Available records:

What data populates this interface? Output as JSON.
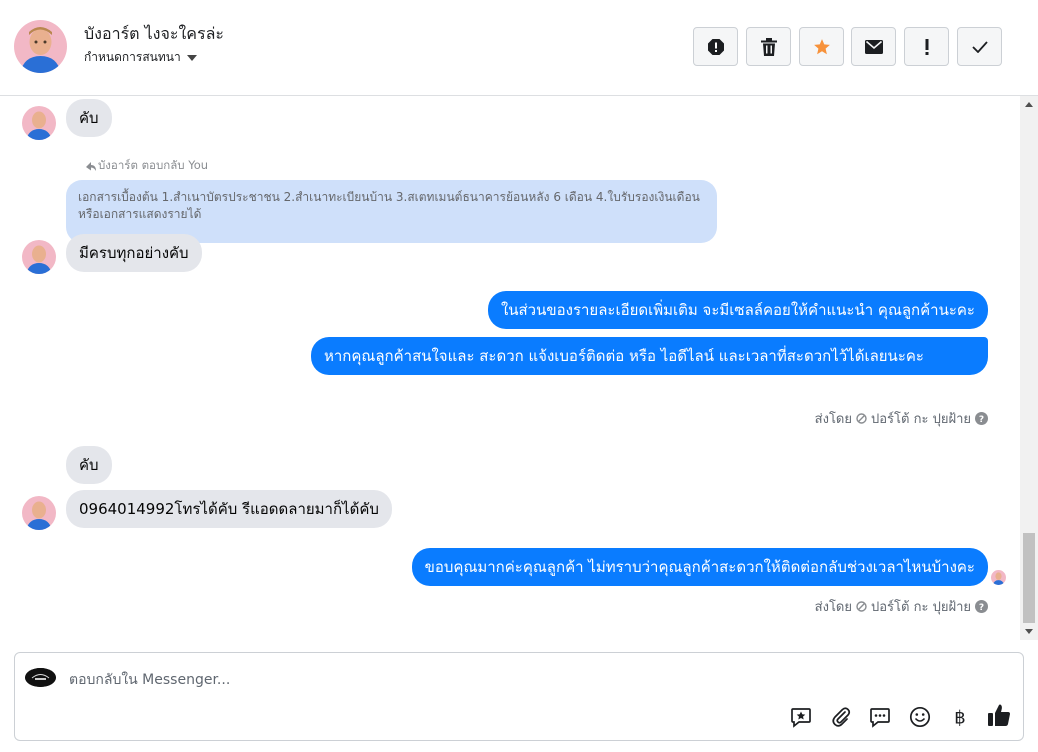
{
  "header": {
    "contact_name": "บังอาร์ต ไงจะใครล่ะ",
    "assign_label": "กำหนดการสนทนา",
    "actions": [
      {
        "name": "report-spam-icon"
      },
      {
        "name": "trash-icon"
      },
      {
        "name": "star-icon"
      },
      {
        "name": "mail-icon"
      },
      {
        "name": "important-icon"
      },
      {
        "name": "check-icon"
      }
    ]
  },
  "thread": {
    "m1": "คับ",
    "reply_hint": "บังอาร์ต ตอบกลับ You",
    "quoted": "เอกสารเบื้องต้น 1.สำเนาบัตรประชาชน 2.สำเนาทะเบียนบ้าน 3.สเตทเมนต์ธนาคารย้อนหลัง 6 เดือน 4.ใบรับรองเงินเดือนหรือเอกสารแสดงรายได้",
    "m2": "มีครบทุกอย่างคับ",
    "m3": "ในส่วนของรายละเอียดเพิ่มเติม จะมีเซลล์คอยให้คำแนะนำ คุณลูกค้านะคะ",
    "m4": "หากคุณลูกค้าสนใจและ สะดวก แจ้งเบอร์ติดต่อ หรือ ไอดีไลน์ และเวลาที่สะดวกไว้ได้เลยนะคะ",
    "sent_by_label": "ส่งโดย",
    "sender_name": "ปอร์โต้ กะ ปุยฝ้าย",
    "m5": "คับ",
    "m6": "0964014992โทรได้คับ รีแอดดลายมาก็ได้คับ",
    "m7": "ขอบคุณมากค่ะคุณลูกค้า ไม่ทราบว่าคุณลูกค้าสะดวกให้ติดต่อกลับช่วงเวลาไหนบ้างคะ"
  },
  "composer": {
    "placeholder": "ตอบกลับใน Messenger...",
    "icons": [
      "saved-reply-icon",
      "attachment-icon",
      "chat-bubble-icon",
      "emoji-icon",
      "baht-icon",
      "thumbs-up-icon"
    ]
  },
  "colors": {
    "outgoing_bubble": "#0a7cff",
    "incoming_bubble": "#e4e6eb",
    "quoted_bubble": "#cfe0fa",
    "star": "#f7923b"
  }
}
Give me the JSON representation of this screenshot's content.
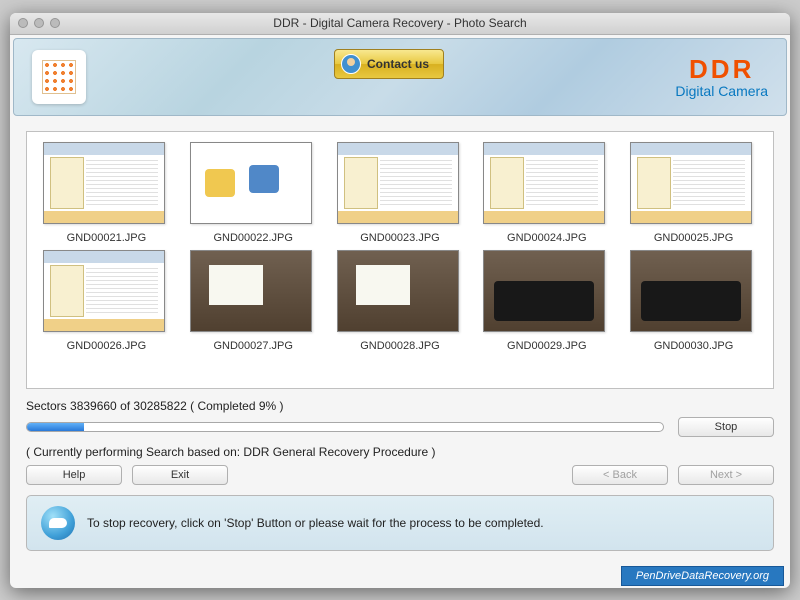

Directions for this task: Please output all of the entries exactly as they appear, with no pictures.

Response below:
What data populates this interface? Output as JSON.
{
  "header": {
    "contact_name": "บังอาร์ต ไงจะใครล่ะ",
    "assign_label": "กำหนดการสนทนา",
    "actions": [
      {
        "name": "report-spam-icon"
      },
      {
        "name": "trash-icon"
      },
      {
        "name": "star-icon"
      },
      {
        "name": "mail-icon"
      },
      {
        "name": "important-icon"
      },
      {
        "name": "check-icon"
      }
    ]
  },
  "thread": {
    "m1": "คับ",
    "reply_hint": "บังอาร์ต ตอบกลับ You",
    "quoted": "เอกสารเบื้องต้น 1.สำเนาบัตรประชาชน 2.สำเนาทะเบียนบ้าน 3.สเตทเมนต์ธนาคารย้อนหลัง 6 เดือน 4.ใบรับรองเงินเดือนหรือเอกสารแสดงรายได้",
    "m2": "มีครบทุกอย่างคับ",
    "m3": "ในส่วนของรายละเอียดเพิ่มเติม จะมีเซลล์คอยให้คำแนะนำ คุณลูกค้านะคะ",
    "m4": "หากคุณลูกค้าสนใจและ สะดวก แจ้งเบอร์ติดต่อ หรือ ไอดีไลน์ และเวลาที่สะดวกไว้ได้เลยนะคะ",
    "sent_by_label": "ส่งโดย",
    "sender_name": "ปอร์โต้ กะ ปุยฝ้าย",
    "m5": "คับ",
    "m6": "0964014992โทรได้คับ รีแอดดลายมาก็ได้คับ",
    "m7": "ขอบคุณมากค่ะคุณลูกค้า ไม่ทราบว่าคุณลูกค้าสะดวกให้ติดต่อกลับช่วงเวลาไหนบ้างคะ"
  },
  "composer": {
    "placeholder": "ตอบกลับใน Messenger...",
    "icons": [
      "saved-reply-icon",
      "attachment-icon",
      "chat-bubble-icon",
      "emoji-icon",
      "baht-icon",
      "thumbs-up-icon"
    ]
  },
  "colors": {
    "outgoing_bubble": "#0a7cff",
    "incoming_bubble": "#e4e6eb",
    "quoted_bubble": "#cfe0fa",
    "star": "#f7923b"
  }
}
Give me the JSON representation of this screenshot's content.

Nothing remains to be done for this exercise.